He sits quietly rocking back and forth on the low bench in front of the fire until the cameraman moves slightly. The director’s face is in his hands. When he lifts his head, his mouth is open and he cannot speak. I leave a long pause for effect and then signal for the camera to keep rolling. When the director calms down, I walk up to him and congratulate him on his script. Very convincing. Totally realistic. Utterly believable. Damn good show. The audience will love this. He looks at me for a long time and leaves the tent without saying a word. I’m not sure what to make of this. Perhaps he is not pleased with the take. The cameraman rolls his eyes.

“I know that actors are also athletes; the body, of course, when wielded competently, a complete system of communication. Yet I could not help but be astounded when I saw that man doing a balancing act on a stretch of barbed wire!” And we look, and it is true. On a stretch of barbed wire fencing, a very thin, bald man is walking slowly, inch by inch, making his way to the other side.

When he gets there, he bows to an invisible audience, turns around and starts back towards the beginning. His smile is the fixed smile of a performer in deep concentration.

Sitting around the fire one evening, a middle-aged woman starts in on a slow and breathy monologue. It is not the content so much as the delivery that demands our attention. As we continue our conversation she starts to circle the fire, her voice becoming an almost monotone song as she moves faster and faster, coming so close to the fire that a concentrated hush falls over all of us who sit here and after a while, we share to some degree her ecstasy. Just when we fear she will get hurt, she falls down and prostrates herself in the dust near the fire. It is quiet for a moment before the director says, “We do not know what befell her or whence she comes, but she embodies the truth of the artist who plays with absolute abandon, expecting nothing from the universe.”

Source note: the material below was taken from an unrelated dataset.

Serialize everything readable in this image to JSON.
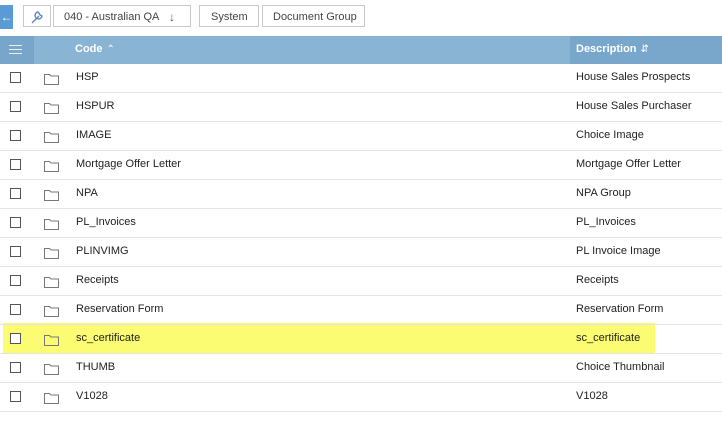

It is early. The tension is palpable. They mill around in small groups. They are like orphans being assigned a new home. They are warming up. The great Bandini flexes his muscles. The twins speed past on unicycles, a small tiger is running loose and is being chased by a clown dragging a pony by its tail… Or this, rather, is the dream that wakes us. Outside the cameraman is sharing his coffee with a young girl. In the background, the camp is being dismantled. There is little mirth among the troupe. The outcome of the day is not certain. Walking through the remains of the camp, we feel the rhythm of a limited hope. We wish them good luck. They wave without conviction. I do not want to say, here at the end, that they disappear over the horizon, but that is what happens, because we have reached a point at which we can no longer follow them.

Not everyone who is lost in the desert is lost in precisely the same way.

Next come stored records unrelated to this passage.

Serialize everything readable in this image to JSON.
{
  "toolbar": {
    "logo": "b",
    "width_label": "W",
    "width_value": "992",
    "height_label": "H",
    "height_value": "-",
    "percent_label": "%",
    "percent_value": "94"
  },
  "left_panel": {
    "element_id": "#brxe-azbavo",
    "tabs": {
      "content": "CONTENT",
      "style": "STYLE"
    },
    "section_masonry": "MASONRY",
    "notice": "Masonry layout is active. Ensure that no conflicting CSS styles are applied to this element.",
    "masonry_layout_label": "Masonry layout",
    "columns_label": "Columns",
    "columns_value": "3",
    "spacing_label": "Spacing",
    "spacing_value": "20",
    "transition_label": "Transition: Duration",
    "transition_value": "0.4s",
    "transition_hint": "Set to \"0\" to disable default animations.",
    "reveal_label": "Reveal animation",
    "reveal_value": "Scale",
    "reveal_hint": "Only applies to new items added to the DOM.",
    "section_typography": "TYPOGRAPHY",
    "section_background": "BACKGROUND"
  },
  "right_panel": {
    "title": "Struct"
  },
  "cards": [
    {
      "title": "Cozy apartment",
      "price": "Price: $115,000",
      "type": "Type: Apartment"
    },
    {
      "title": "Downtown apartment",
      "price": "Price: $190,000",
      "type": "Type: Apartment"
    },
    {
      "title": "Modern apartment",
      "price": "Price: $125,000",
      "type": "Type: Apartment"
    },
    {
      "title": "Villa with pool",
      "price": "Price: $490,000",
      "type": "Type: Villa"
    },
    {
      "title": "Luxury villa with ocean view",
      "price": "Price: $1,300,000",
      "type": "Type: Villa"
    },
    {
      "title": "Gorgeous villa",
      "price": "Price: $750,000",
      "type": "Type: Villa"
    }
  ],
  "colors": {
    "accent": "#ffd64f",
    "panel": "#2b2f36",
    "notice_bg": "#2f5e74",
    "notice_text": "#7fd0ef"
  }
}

Herselman Hattingh lives in London. He knows that there must be good reasons for Brexit and Trump and why a lot of grownup people want to start a war with Russia. He is patiently waiting for an explanation. In the meantime he writes stories about things.


‘Figures of Sand’, courtesy of the author.


“We do not know what befell her or whence she comes, but she embodies the truth of the artist who plays with absolute abandon, expecting nothing from the universe.”  This line comes by way of Todd May’s introduction to Deleuze, regarding Nietzsche’s stance as per the universe’s purposelessness: “This is not the stance of good players. Good players play, and play with abandon. But they do not expect anything of the universe. The universe owes them nothing. It is headed nowhere in particular and they have no role to play in it. The universe gives what it gives.” Gilles Deleuze: An Introduction (Cambridge University Press,  2005)

First published in 3:AM Magazine: Monday, March 6th, 2017.